→ **Directions for this task**: Copy the entire listing exactly.

→ **Dataset excerpts**:

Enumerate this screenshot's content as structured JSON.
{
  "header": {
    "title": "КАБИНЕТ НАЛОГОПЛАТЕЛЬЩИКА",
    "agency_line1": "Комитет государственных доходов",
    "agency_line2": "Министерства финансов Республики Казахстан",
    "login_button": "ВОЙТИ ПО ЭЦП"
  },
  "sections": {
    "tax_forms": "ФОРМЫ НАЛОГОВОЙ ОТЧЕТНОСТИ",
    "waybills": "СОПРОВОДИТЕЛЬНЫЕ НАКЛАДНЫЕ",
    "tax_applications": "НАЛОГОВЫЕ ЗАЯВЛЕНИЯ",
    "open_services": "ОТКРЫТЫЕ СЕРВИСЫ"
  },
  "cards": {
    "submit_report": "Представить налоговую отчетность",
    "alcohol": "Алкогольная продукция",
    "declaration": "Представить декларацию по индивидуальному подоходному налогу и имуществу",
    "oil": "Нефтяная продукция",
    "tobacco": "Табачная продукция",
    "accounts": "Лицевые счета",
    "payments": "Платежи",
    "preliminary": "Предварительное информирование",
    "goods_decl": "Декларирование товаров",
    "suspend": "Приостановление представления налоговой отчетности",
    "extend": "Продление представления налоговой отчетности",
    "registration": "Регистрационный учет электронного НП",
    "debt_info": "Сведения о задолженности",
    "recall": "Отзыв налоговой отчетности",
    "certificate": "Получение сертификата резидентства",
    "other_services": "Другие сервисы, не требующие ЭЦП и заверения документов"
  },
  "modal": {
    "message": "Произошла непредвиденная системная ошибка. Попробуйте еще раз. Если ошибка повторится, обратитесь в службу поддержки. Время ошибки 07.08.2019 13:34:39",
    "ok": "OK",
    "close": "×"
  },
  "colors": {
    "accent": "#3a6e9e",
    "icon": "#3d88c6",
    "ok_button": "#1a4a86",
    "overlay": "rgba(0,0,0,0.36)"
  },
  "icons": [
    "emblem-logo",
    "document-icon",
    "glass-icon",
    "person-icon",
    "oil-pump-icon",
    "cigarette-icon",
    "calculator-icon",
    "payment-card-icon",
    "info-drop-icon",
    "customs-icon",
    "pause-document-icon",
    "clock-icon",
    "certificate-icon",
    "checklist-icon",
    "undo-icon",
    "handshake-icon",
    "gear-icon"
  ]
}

→ **Result below**:
Enumerate this screenshot's content as structured JSON.
{
  "header": {
    "title": "КАБИНЕТ НАЛОГОПЛАТЕЛЬЩИКА",
    "agency_line1": "Комитет государственных доходов",
    "agency_line2": "Министерства финансов Республики Казахстан",
    "login_button": "ВОЙТИ ПО ЭЦП"
  },
  "sections": {
    "tax_forms": "ФОРМЫ НАЛОГОВОЙ ОТЧЕТНОСТИ",
    "waybills": "СОПРОВОДИТЕЛЬНЫЕ НАКЛАДНЫЕ",
    "tax_applications": "НАЛОГОВЫЕ ЗАЯВЛЕНИЯ",
    "open_services": "ОТКРЫТЫЕ СЕРВИСЫ"
  },
  "cards": {
    "submit_report": "Представить налоговую отчетность",
    "alcohol": "Алкогольная продукция",
    "declaration": "Представить декларацию по индивидуальному подоходному налогу и имуществу",
    "oil": "Нефтяная продукция",
    "tobacco": "Табачная продукция",
    "accounts": "Лицевые счета",
    "payments": "Платежи",
    "preliminary": "Предварительное информирование",
    "goods_decl": "Декларирование товаров",
    "suspend": "Приостановление представления налоговой отчетности",
    "extend": "Продление представления налоговой отчетности",
    "registration": "Регистрационный учет электронного НП",
    "debt_info": "Сведения о задолженности",
    "recall": "Отзыв налоговой отчетности",
    "certificate": "Получение сертификата резидентства",
    "other_services": "Другие сервисы, не требующие ЭЦП и заверения документов"
  },
  "modal": {
    "message": "Произошла непредвиденная системная ошибка. Попробуйте еще раз. Если ошибка повторится, обратитесь в службу поддержки. Время ошибки 07.08.2019 13:34:39",
    "ok": "OK",
    "close": "×"
  },
  "colors": {
    "accent": "#3a6e9e",
    "icon": "#3d88c6",
    "ok_button": "#1a4a86",
    "overlay": "rgba(0,0,0,0.36)"
  },
  "icons": [
    "emblem-logo",
    "document-icon",
    "glass-icon",
    "person-icon",
    "oil-pump-icon",
    "cigarette-icon",
    "calculator-icon",
    "payment-card-icon",
    "info-drop-icon",
    "customs-icon",
    "pause-document-icon",
    "clock-icon",
    "certificate-icon",
    "checklist-icon",
    "undo-icon",
    "handshake-icon",
    "gear-icon"
  ]
}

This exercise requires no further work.